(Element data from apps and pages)
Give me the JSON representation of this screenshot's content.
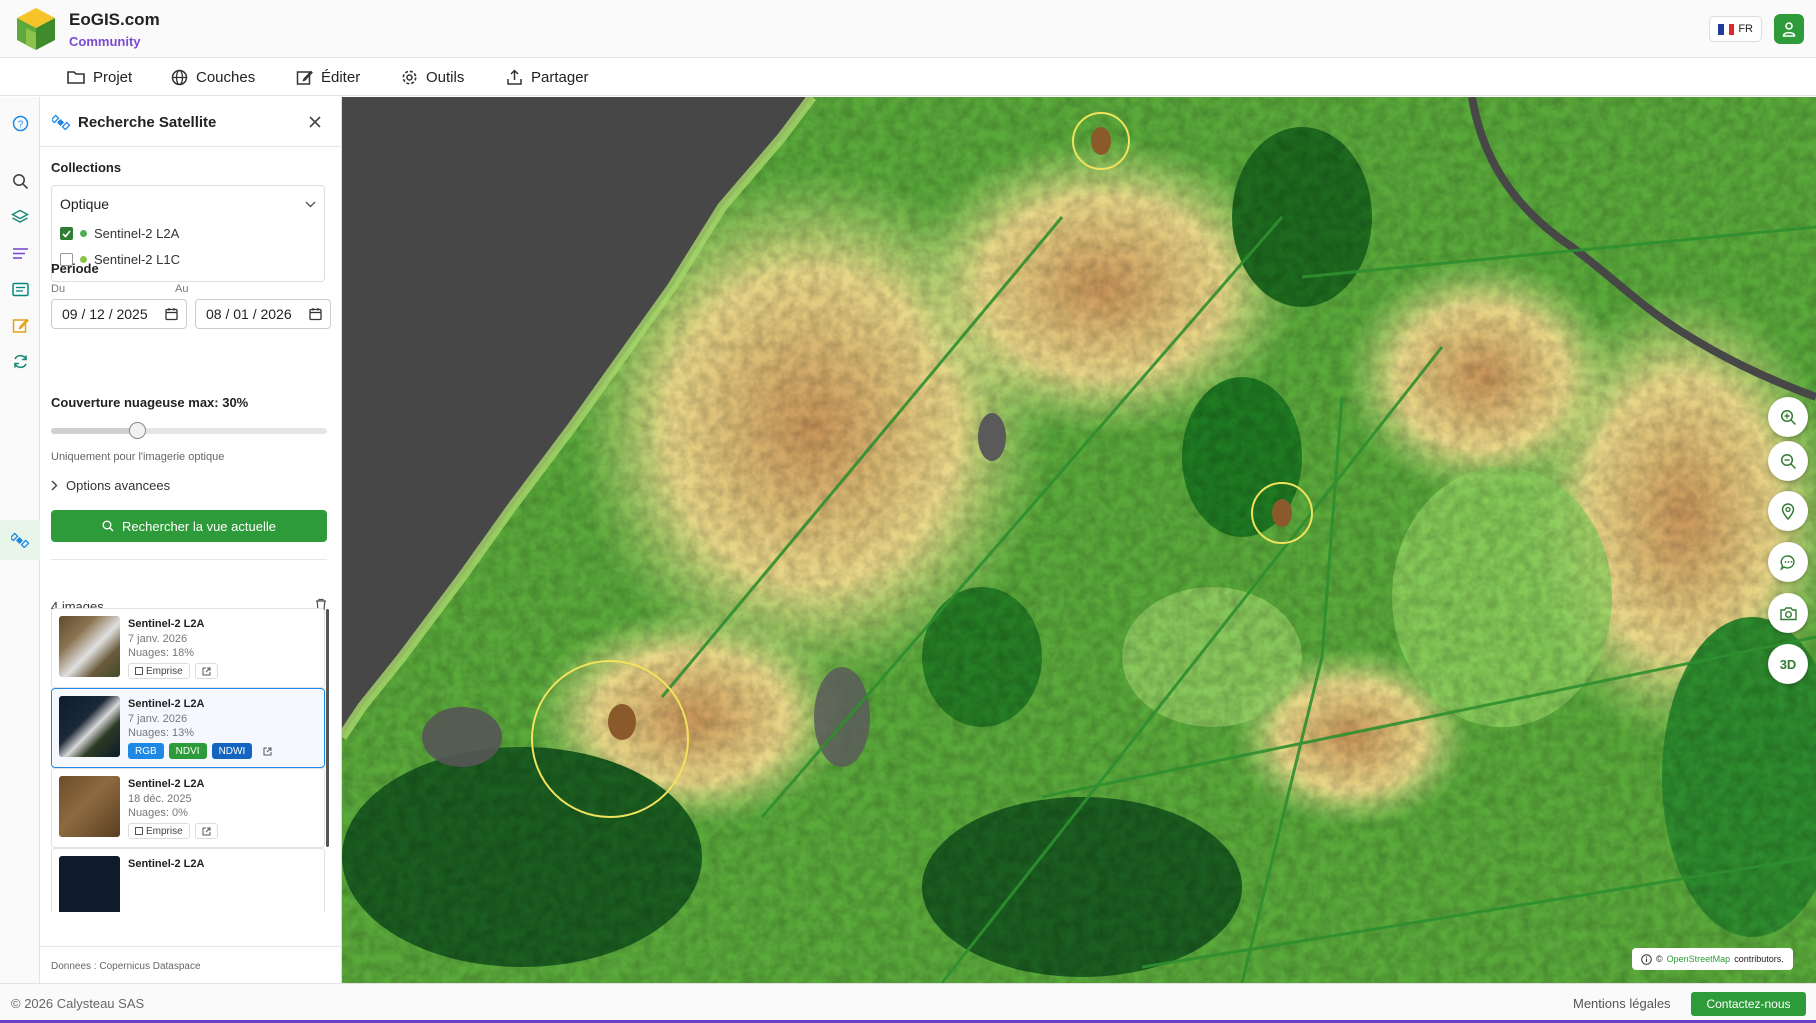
{
  "header": {
    "brand": "EoGIS.com",
    "brand_sub": "Community",
    "language": "FR"
  },
  "menu": {
    "items": [
      {
        "label": "Projet",
        "icon": "folder-icon"
      },
      {
        "label": "Couches",
        "icon": "globe-icon"
      },
      {
        "label": "Éditer",
        "icon": "edit-icon"
      },
      {
        "label": "Outils",
        "icon": "gear-icon"
      },
      {
        "label": "Partager",
        "icon": "share-icon"
      }
    ]
  },
  "rail": {
    "icons": [
      "help-icon",
      "search-icon",
      "layers-icon",
      "list-icon",
      "news-icon",
      "pencil-icon",
      "sync-icon",
      "satellite-icon"
    ],
    "active": "satellite-icon"
  },
  "panel": {
    "title": "Recherche Satellite",
    "collections_label": "Collections",
    "collection_select": "Optique",
    "collections": [
      {
        "label": "Sentinel-2 L2A",
        "checked": true
      },
      {
        "label": "Sentinel-2 L1C",
        "checked": false
      }
    ],
    "period_label": "Periode",
    "from_label": "Du",
    "to_label": "Au",
    "from_date": "09 / 12 / 2025",
    "to_date": "08 / 01 / 2026",
    "cloud_label": "Couverture nuageuse max: 30%",
    "cloud_max_percent": 30,
    "cloud_hint": "Uniquement pour l'imagerie optique",
    "advanced_label": "Options avancees",
    "search_button": "Rechercher la vue actuelle",
    "results_count": "4 images",
    "results": [
      {
        "title": "Sentinel-2 L2A",
        "date": "7 janv. 2026",
        "clouds": "Nuages: 18%",
        "actions": [
          "Emprise"
        ],
        "selected": false
      },
      {
        "title": "Sentinel-2 L2A",
        "date": "7 janv. 2026",
        "clouds": "Nuages: 13%",
        "actions": [
          "RGB",
          "NDVI",
          "NDWI"
        ],
        "selected": true
      },
      {
        "title": "Sentinel-2 L2A",
        "date": "18 déc. 2025",
        "clouds": "Nuages: 0%",
        "actions": [
          "Emprise"
        ],
        "selected": false
      },
      {
        "title": "Sentinel-2 L2A",
        "date": "",
        "clouds": "",
        "actions": [],
        "selected": false
      }
    ],
    "footer": "Donnees : Copernicus Dataspace"
  },
  "map": {
    "attribution_prefix": "©",
    "attribution_link": "OpenStreetMap",
    "attribution_suffix": "contributors.",
    "controls": [
      "zoom-in-icon",
      "zoom-out-icon",
      "location-pin-icon",
      "comment-icon",
      "camera-icon"
    ],
    "view_3d_label": "3D"
  },
  "footer": {
    "copyright": "© 2026 Calysteau SAS",
    "legal": "Mentions légales",
    "contact": "Contactez-nous"
  },
  "colors": {
    "brand_green": "#2e9b3a",
    "brand_purple": "#7b4bd1",
    "selected_blue": "#1e88e5"
  }
}
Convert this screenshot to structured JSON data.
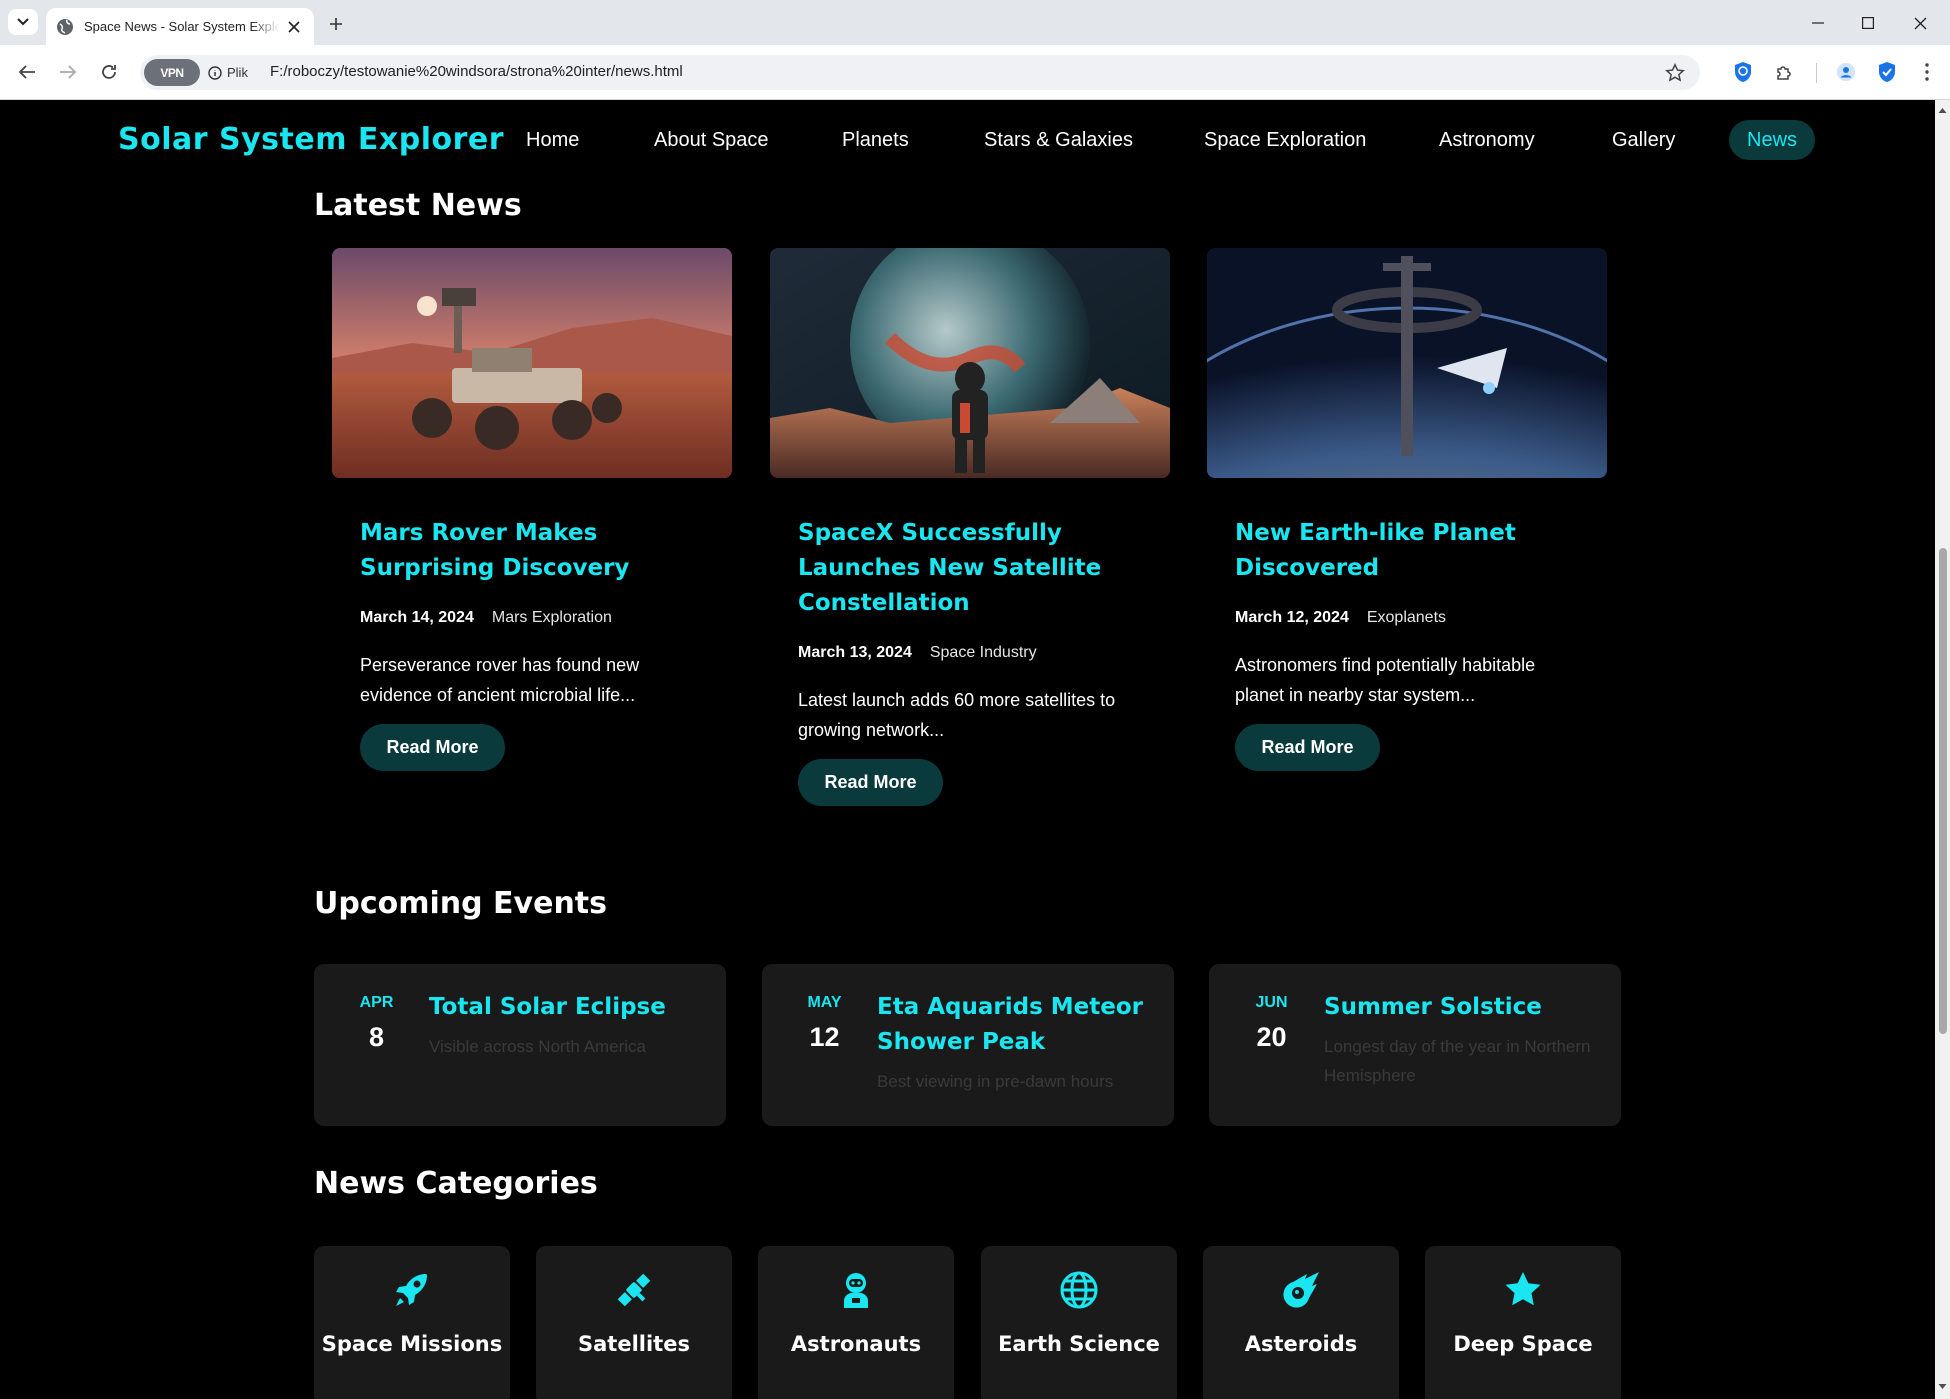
{
  "browser": {
    "tab_title": "Space News - Solar System Explorer",
    "vpn_label": "VPN",
    "site_info_label": "Plik",
    "url": "F:/roboczy/testowanie%20windsora/strona%20inter/news.html"
  },
  "site": {
    "logo": "Solar System Explorer",
    "nav": [
      {
        "label": "Home",
        "active": false
      },
      {
        "label": "About Space",
        "active": false
      },
      {
        "label": "Planets",
        "active": false
      },
      {
        "label": "Stars & Galaxies",
        "active": false
      },
      {
        "label": "Space Exploration",
        "active": false
      },
      {
        "label": "Astronomy",
        "active": false
      },
      {
        "label": "Gallery",
        "active": false
      },
      {
        "label": "News",
        "active": true
      }
    ]
  },
  "latest_news": {
    "title": "Latest News",
    "articles": [
      {
        "title": "Mars Rover Makes Surprising Discovery",
        "date": "March 14, 2024",
        "category": "Mars Exploration",
        "excerpt": "Perseverance rover has found new evidence of ancient microbial life...",
        "button": "Read More"
      },
      {
        "title": "SpaceX Successfully Launches New Satellite Constellation",
        "date": "March 13, 2024",
        "category": "Space Industry",
        "excerpt": "Latest launch adds 60 more satellites to growing network...",
        "button": "Read More"
      },
      {
        "title": "New Earth-like Planet Discovered",
        "date": "March 12, 2024",
        "category": "Exoplanets",
        "excerpt": "Astronomers find potentially habitable planet in nearby star system...",
        "button": "Read More"
      }
    ]
  },
  "events": {
    "title": "Upcoming Events",
    "items": [
      {
        "month": "APR",
        "day": "8",
        "title": "Total Solar Eclipse",
        "description": "Visible across North America"
      },
      {
        "month": "MAY",
        "day": "12",
        "title": "Eta Aquarids Meteor Shower Peak",
        "description": "Best viewing in pre-dawn hours"
      },
      {
        "month": "JUN",
        "day": "20",
        "title": "Summer Solstice",
        "description": "Longest day of the year in Northern Hemisphere"
      }
    ]
  },
  "categories": {
    "title": "News Categories",
    "items": [
      {
        "label": "Space Missions",
        "icon": "rocket-icon"
      },
      {
        "label": "Satellites",
        "icon": "satellite-icon"
      },
      {
        "label": "Astronauts",
        "icon": "astronaut-icon"
      },
      {
        "label": "Earth Science",
        "icon": "globe-icon"
      },
      {
        "label": "Asteroids",
        "icon": "meteor-icon"
      },
      {
        "label": "Deep Space",
        "icon": "star-icon"
      }
    ]
  },
  "colors": {
    "accent": "#19e6f0",
    "button_bg": "#0b3a3d",
    "card_bg": "#1a1a1a",
    "page_bg": "#000000"
  }
}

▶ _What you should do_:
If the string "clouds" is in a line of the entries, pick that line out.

▶ _Exercise output_:
        "clouds": "Nuages: 18%",
        "clouds": "Nuages: 13%",
        "clouds": "Nuages: 0%",
        "clouds": "",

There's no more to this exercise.